- TASK REQUIREMENTS
What lines of the material below include the string "JSON"? Copy all of them.

- LISTED RECORDS

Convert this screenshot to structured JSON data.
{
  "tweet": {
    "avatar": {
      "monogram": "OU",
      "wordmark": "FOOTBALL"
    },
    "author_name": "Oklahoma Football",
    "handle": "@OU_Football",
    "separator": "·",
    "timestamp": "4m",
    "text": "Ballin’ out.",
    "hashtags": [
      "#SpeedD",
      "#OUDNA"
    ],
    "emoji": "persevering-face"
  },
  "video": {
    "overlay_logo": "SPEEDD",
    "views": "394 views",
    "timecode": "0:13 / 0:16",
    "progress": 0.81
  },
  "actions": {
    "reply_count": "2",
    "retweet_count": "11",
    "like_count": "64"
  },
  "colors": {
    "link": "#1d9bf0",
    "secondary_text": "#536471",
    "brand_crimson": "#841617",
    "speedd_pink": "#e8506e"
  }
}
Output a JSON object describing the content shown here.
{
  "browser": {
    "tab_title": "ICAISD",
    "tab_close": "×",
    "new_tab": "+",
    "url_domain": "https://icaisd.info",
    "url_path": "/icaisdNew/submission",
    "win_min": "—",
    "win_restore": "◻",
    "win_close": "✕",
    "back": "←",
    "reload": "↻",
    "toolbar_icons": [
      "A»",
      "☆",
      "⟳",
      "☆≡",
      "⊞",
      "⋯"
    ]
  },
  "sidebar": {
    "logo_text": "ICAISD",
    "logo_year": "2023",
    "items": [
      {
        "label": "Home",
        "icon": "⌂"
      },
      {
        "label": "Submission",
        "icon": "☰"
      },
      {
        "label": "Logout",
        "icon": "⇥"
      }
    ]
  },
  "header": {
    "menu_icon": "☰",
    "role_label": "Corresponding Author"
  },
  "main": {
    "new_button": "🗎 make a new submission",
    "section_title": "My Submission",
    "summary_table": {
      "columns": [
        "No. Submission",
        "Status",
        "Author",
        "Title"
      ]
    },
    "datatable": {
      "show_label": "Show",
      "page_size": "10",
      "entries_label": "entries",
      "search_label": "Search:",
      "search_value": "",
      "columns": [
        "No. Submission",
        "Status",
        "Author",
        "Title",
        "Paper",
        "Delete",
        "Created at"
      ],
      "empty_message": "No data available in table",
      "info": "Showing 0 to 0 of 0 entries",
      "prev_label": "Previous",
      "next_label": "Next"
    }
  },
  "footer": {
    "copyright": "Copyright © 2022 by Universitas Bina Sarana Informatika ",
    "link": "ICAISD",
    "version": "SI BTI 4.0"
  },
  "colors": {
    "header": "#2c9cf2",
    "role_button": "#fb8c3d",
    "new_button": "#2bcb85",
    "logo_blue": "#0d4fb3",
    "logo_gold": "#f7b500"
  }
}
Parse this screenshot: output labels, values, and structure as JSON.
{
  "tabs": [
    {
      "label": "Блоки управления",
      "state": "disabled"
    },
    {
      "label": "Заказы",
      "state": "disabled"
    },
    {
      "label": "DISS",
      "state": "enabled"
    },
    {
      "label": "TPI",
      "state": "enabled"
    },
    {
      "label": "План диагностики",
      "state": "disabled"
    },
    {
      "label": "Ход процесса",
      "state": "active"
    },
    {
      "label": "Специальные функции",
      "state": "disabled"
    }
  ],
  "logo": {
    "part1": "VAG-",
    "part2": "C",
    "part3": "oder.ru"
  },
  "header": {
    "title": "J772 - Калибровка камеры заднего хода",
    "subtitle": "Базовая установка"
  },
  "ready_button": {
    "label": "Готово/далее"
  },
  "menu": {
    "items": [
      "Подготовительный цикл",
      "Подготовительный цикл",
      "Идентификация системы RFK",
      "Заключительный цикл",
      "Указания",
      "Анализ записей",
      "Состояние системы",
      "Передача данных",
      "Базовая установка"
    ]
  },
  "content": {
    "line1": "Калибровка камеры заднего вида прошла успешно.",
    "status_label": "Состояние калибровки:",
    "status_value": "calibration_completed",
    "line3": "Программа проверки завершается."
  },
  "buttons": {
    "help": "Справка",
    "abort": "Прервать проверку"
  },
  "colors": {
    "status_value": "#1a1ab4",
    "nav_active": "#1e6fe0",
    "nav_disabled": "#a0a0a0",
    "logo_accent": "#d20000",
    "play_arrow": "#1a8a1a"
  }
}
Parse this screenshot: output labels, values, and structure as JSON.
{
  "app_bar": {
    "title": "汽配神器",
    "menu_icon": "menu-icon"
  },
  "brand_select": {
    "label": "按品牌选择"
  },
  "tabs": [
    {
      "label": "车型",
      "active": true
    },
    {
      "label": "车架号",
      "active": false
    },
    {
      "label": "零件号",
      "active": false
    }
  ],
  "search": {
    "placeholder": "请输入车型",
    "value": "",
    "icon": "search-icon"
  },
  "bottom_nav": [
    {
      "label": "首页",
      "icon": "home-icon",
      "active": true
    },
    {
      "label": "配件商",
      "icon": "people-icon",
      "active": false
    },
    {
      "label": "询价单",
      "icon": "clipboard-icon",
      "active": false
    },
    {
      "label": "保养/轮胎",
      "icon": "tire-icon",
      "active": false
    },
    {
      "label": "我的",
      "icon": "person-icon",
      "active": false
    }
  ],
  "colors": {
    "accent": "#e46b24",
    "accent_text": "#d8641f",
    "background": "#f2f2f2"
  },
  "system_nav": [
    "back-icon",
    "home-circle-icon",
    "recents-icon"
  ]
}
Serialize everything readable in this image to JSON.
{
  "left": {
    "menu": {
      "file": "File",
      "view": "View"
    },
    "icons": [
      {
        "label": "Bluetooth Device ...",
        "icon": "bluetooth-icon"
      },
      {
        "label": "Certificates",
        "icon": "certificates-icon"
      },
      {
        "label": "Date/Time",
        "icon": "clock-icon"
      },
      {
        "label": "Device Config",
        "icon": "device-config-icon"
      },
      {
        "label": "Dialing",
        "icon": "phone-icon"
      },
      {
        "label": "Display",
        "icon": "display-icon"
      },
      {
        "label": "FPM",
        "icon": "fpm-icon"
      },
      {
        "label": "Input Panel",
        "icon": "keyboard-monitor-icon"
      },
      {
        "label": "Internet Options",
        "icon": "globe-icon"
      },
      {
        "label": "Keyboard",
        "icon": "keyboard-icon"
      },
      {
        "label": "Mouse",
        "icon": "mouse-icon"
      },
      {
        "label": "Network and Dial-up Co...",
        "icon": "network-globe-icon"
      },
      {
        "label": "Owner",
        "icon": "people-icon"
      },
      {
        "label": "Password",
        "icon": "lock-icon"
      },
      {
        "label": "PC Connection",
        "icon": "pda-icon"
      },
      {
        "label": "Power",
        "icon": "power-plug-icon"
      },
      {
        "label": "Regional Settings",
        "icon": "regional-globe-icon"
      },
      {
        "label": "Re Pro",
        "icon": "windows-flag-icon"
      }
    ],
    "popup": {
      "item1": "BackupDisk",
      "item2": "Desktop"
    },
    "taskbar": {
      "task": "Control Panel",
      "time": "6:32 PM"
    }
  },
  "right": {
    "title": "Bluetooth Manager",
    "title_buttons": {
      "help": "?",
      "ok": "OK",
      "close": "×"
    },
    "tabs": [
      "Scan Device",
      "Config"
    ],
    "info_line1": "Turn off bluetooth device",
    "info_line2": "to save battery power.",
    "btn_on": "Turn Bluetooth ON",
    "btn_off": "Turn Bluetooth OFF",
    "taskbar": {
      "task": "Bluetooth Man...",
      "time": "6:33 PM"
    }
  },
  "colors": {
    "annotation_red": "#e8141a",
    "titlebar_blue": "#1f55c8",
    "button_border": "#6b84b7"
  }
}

- ANSWER BOX
Convert this screenshot to structured JSON data.
Output a JSON object describing the content shown here.
Parse this screenshot: output labels, values, and structure as JSON.
Parse this screenshot: output labels, values, and structure as JSON.
Serialize everything readable in this image to JSON.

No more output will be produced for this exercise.